So, does neuroscience mean the death of free will? Well, it could if it somehow demonstrated that conscious deliberation and rational self-control did not really exist or that they worked in a sheltered corner of the brain that has no influence on our actions. But neither of these possibilities is likely. True, the mind sciences will continue to show that consciousness does not work in just the ways we thought, and they already suggest significant limitations on the extent of our rationality, self-knowledge, and self-control. Such discoveries suggest that most of us possess less free will than we tend to think, and they may inform debates about our degrees of responsibility. But they do not show that free will is an illusion.
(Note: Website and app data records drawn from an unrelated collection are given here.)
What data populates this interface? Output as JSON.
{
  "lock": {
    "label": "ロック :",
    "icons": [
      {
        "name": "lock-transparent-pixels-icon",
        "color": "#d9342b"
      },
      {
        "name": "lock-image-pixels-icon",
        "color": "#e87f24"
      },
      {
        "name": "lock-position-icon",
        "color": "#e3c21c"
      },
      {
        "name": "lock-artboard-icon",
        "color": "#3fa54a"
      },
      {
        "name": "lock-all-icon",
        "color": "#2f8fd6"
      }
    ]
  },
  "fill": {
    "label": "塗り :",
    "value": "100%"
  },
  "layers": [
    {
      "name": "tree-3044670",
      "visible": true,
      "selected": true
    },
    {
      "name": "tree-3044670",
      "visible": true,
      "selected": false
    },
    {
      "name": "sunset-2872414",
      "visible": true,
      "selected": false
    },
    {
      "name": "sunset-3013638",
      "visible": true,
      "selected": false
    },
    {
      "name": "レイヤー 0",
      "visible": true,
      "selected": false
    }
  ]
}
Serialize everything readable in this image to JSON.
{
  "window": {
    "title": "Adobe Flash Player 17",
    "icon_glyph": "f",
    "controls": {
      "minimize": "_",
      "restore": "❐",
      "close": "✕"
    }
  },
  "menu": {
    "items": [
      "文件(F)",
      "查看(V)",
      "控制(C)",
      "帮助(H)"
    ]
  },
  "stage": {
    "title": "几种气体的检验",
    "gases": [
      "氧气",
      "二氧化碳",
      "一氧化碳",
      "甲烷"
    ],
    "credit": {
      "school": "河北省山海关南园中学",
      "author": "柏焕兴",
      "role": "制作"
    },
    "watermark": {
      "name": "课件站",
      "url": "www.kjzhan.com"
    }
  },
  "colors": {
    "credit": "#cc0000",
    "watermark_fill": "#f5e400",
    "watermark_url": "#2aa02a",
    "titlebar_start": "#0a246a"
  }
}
If we put aside the misleading idea that free will depends on supernatural souls rather than our quite miraculous brains, and if we put aside the mistaken idea that our conscious thinking matters most in the milliseconds before movement, then neuroscience does not kill free will. Rather, it can help to explain our capacities to control our actions in such a way that we are responsible for them. It can help us rediscover free will.”
Discussion on The Science and Philosophy of Free Will
“Are advances in the scientific understanding of the human mind shaping our conception of free will? If so, how? Are the cognitive sciences revealing that free will does not exist, or are they merely shedding light on the inner workings of agency? And do the answers to these questions have implications for moral responsibility?”
On Nov. 6, 2011, the Center for Inquiry-New York City explored these and related questions by presenting a panel discussion featuring:
* Hakwan Lau, Columbia University.
* Alfred Mele, Florida State University.
* Jesse Prinz, City University of New York.
* Adina Roskies, Dartmouth College.
* Massimo Pigliucci, City University of New York.
[This note will be gradually expanded…]
☞ Michael Gazzaniga, The controversial science of free will, Salon, Nov 13, 2011
☞ Michael Gazzaniga, Neuroscience and Justice, Edge Master Class 2011, July 16, 2011.
☞ Kerri Smith, Neuroscience vs philosophy: Taking aim at free will, Nature, 31 August 2011.
☞ Gareth Cook, Neuroscience Challenges Old Ideas about Free Will. Celebrated neuroscientist Michael S. Gazzaniga explains the new science behind an ancient philosophical question, Scientific American, Nov 15, 2011
☞ Björn Brembs, Towards a scientific concept of free will as a biological trait: spontaneous actions and decision-making in invertebrates, Proceedings of The Royal Society, Dec 2010
☞ Anthony R. Cashmore, The Lucretian swerve: The biological basis of human behavior and the criminal justice system, National Academy of Sciences, Feb 2010.
☞ Free will, Stanford Encyclopedia of Philosophy
☞ Free will tag on Lapidarium